┌─ Given data

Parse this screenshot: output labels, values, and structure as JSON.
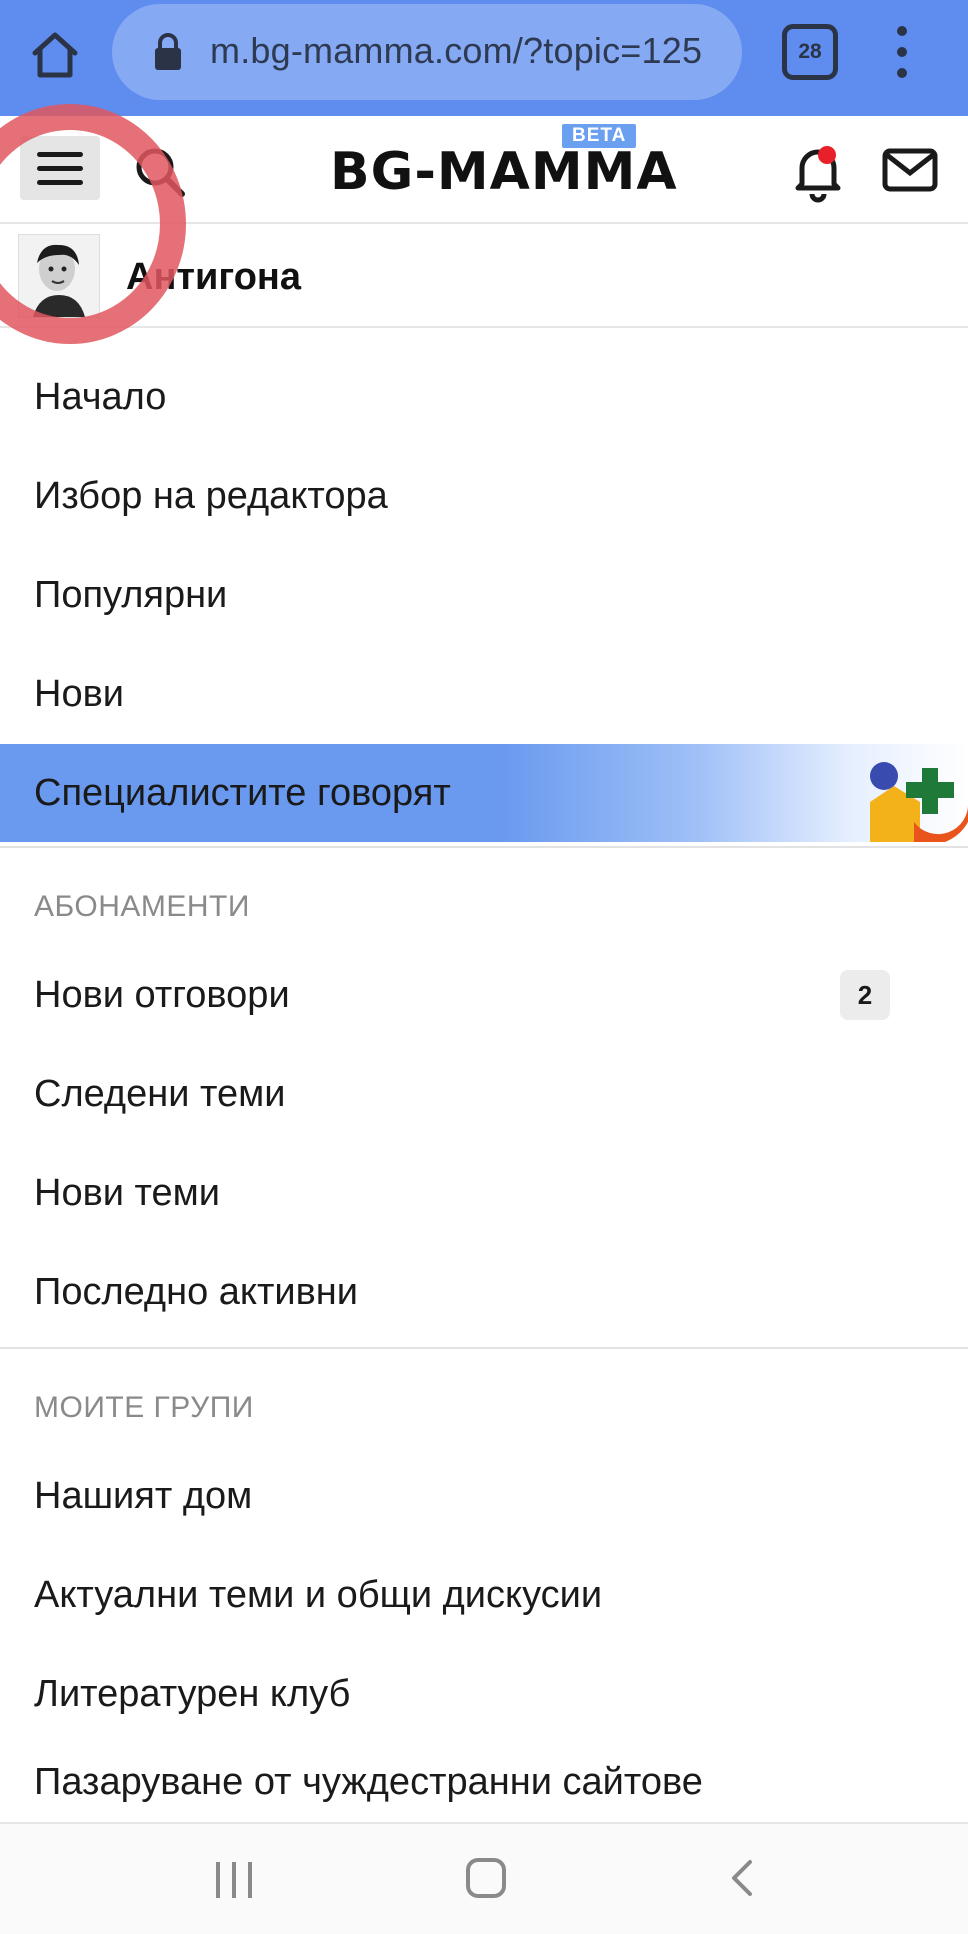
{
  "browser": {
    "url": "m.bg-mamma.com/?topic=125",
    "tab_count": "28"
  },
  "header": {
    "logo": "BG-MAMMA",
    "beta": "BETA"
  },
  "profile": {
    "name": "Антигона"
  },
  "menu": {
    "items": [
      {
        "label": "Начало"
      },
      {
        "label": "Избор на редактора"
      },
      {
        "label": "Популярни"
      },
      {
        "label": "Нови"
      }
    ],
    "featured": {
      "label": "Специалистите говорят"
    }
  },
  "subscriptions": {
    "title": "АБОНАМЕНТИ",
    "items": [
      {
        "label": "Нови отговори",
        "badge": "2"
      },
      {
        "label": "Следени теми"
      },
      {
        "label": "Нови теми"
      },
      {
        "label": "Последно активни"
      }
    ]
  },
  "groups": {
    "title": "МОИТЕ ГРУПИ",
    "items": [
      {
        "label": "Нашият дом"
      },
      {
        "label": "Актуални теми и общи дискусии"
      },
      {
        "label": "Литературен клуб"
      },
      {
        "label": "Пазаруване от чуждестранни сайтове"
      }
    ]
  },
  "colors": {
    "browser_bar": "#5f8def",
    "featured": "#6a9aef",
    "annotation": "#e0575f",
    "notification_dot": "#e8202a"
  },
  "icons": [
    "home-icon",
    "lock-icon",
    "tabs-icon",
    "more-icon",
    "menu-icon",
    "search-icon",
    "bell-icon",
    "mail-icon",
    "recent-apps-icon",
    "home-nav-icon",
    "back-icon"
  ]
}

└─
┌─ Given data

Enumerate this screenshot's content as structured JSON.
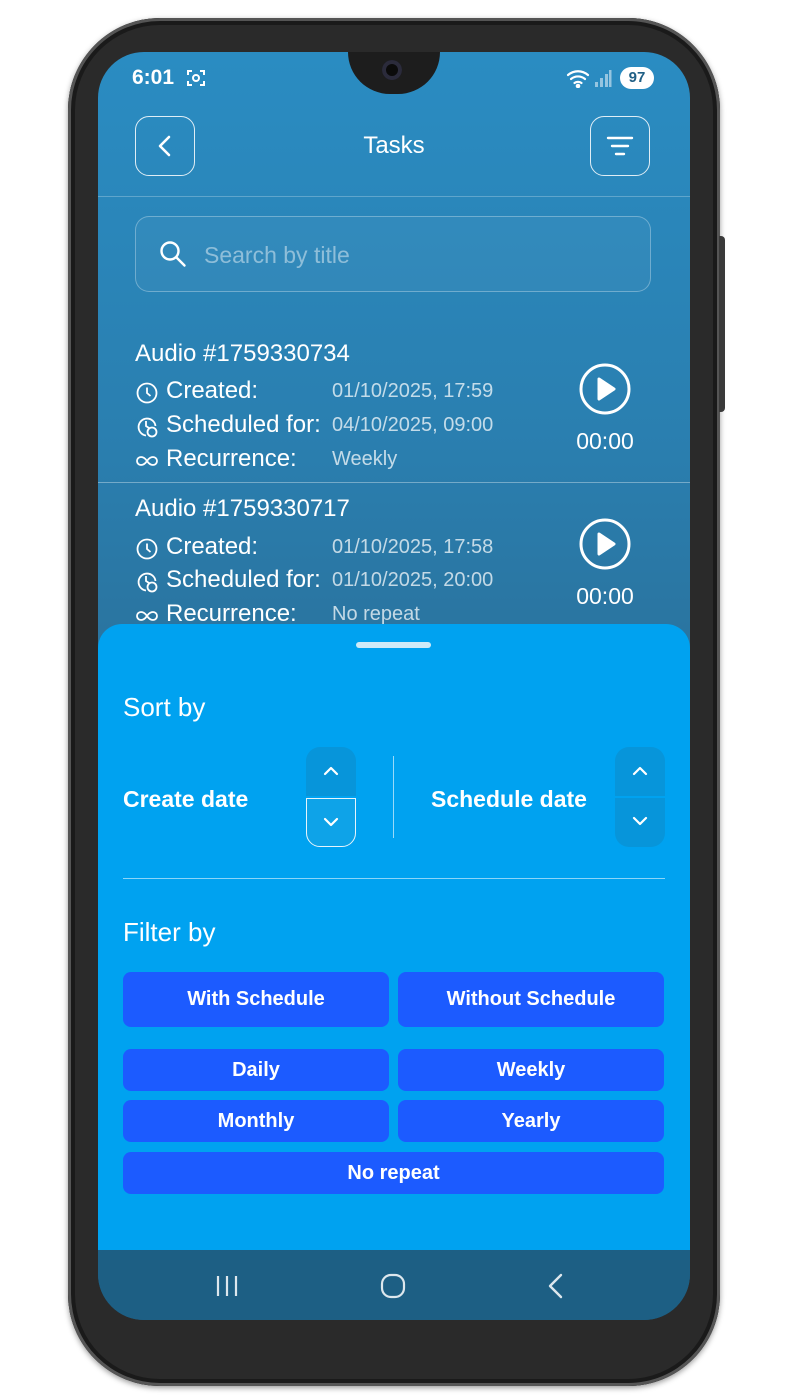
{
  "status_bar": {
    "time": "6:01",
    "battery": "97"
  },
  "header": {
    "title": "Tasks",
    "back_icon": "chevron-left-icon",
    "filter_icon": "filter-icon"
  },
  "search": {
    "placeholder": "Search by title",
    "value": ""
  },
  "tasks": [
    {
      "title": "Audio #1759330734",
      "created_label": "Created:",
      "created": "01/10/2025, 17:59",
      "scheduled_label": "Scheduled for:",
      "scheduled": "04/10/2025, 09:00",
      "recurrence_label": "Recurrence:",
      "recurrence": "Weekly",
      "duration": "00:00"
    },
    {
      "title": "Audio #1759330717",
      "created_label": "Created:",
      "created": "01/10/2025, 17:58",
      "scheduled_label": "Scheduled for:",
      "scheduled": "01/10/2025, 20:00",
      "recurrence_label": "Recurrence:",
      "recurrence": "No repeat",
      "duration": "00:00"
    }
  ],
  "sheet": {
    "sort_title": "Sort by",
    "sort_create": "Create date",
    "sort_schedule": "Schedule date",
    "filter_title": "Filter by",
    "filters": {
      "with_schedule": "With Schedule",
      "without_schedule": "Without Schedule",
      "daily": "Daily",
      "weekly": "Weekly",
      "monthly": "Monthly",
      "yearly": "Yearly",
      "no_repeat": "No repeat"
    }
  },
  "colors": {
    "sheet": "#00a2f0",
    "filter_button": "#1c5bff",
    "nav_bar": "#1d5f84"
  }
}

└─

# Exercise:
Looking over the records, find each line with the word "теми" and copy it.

# Answer to this exercise:
        "label": "Следени теми"
        "label": "Нови теми"
        "label": "Актуални теми и общи дискусии"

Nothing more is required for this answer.